* _WORK INSTRUCTION_
Copy every line from the records below that carries the word "account".

DATA FOR THIS TASK Block Start

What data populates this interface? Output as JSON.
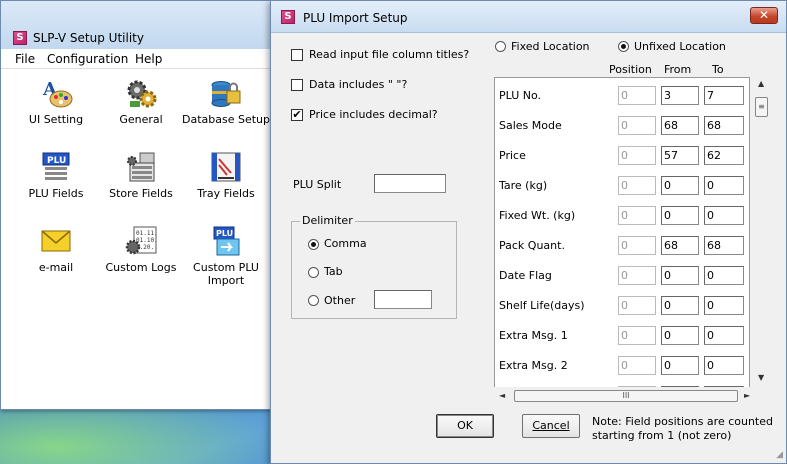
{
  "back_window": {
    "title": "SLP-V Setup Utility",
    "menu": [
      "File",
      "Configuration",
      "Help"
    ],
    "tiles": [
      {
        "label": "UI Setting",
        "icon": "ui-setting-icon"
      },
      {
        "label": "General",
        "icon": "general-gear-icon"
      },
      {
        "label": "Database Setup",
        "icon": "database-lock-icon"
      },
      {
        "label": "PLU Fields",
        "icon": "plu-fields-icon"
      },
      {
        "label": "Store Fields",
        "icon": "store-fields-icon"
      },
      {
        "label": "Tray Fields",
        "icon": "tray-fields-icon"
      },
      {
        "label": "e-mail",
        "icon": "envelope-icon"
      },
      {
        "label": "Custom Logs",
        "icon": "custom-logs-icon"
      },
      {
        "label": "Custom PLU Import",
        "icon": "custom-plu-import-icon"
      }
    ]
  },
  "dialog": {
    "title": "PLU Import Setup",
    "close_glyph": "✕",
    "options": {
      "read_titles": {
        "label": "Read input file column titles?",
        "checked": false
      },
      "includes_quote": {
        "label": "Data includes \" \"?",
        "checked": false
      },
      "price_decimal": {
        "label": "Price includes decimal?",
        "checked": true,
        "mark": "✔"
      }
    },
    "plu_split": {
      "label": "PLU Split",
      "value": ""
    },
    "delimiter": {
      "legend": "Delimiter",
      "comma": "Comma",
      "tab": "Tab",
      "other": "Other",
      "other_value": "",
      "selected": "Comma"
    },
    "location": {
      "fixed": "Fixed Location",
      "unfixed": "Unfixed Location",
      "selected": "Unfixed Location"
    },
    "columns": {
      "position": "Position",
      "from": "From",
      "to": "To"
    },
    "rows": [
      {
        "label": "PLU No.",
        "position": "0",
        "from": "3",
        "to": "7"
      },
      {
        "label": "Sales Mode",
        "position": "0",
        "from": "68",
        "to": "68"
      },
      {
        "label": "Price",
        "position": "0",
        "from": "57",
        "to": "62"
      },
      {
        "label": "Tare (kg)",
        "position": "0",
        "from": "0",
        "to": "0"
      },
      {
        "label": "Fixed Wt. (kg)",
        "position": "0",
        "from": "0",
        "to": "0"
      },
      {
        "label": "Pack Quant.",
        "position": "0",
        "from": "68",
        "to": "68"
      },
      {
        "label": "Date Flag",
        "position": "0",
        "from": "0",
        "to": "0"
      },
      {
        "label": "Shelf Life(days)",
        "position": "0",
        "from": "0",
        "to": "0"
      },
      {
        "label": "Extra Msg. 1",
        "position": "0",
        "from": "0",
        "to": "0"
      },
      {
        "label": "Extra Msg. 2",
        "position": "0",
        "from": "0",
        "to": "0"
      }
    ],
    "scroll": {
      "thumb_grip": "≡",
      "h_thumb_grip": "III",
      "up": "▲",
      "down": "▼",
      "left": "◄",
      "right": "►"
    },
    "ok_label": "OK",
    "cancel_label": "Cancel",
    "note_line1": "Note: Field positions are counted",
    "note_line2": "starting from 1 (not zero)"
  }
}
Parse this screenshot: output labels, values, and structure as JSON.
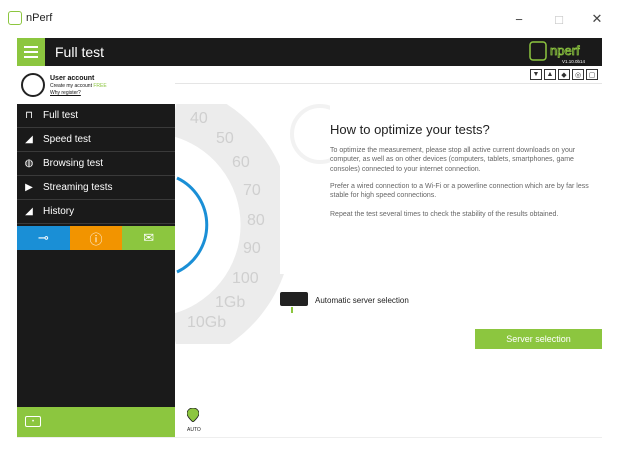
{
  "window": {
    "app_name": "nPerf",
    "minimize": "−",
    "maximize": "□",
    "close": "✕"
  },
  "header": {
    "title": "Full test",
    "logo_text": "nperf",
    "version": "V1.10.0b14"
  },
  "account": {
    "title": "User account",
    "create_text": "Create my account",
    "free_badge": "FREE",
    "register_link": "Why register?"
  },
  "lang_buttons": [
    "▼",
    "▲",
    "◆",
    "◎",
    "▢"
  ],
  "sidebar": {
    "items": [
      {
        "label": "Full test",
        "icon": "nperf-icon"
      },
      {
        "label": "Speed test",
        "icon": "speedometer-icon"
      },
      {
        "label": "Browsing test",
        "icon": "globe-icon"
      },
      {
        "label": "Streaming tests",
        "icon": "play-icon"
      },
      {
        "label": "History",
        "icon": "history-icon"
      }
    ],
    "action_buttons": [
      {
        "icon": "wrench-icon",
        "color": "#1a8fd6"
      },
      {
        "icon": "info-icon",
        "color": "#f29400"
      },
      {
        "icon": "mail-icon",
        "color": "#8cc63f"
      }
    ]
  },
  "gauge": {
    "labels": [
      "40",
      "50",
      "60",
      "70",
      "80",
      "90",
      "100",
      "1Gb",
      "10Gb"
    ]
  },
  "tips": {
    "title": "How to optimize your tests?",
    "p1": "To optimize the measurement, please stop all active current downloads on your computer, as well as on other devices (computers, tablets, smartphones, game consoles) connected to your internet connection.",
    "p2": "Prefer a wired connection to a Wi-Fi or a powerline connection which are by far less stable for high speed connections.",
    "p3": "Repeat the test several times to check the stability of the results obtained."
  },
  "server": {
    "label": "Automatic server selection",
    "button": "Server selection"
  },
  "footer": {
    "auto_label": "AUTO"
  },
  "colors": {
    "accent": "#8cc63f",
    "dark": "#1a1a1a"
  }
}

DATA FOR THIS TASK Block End

* _COMPLETED TASK_
  "account": {
    "title": "User account",
    "create_text": "Create my account",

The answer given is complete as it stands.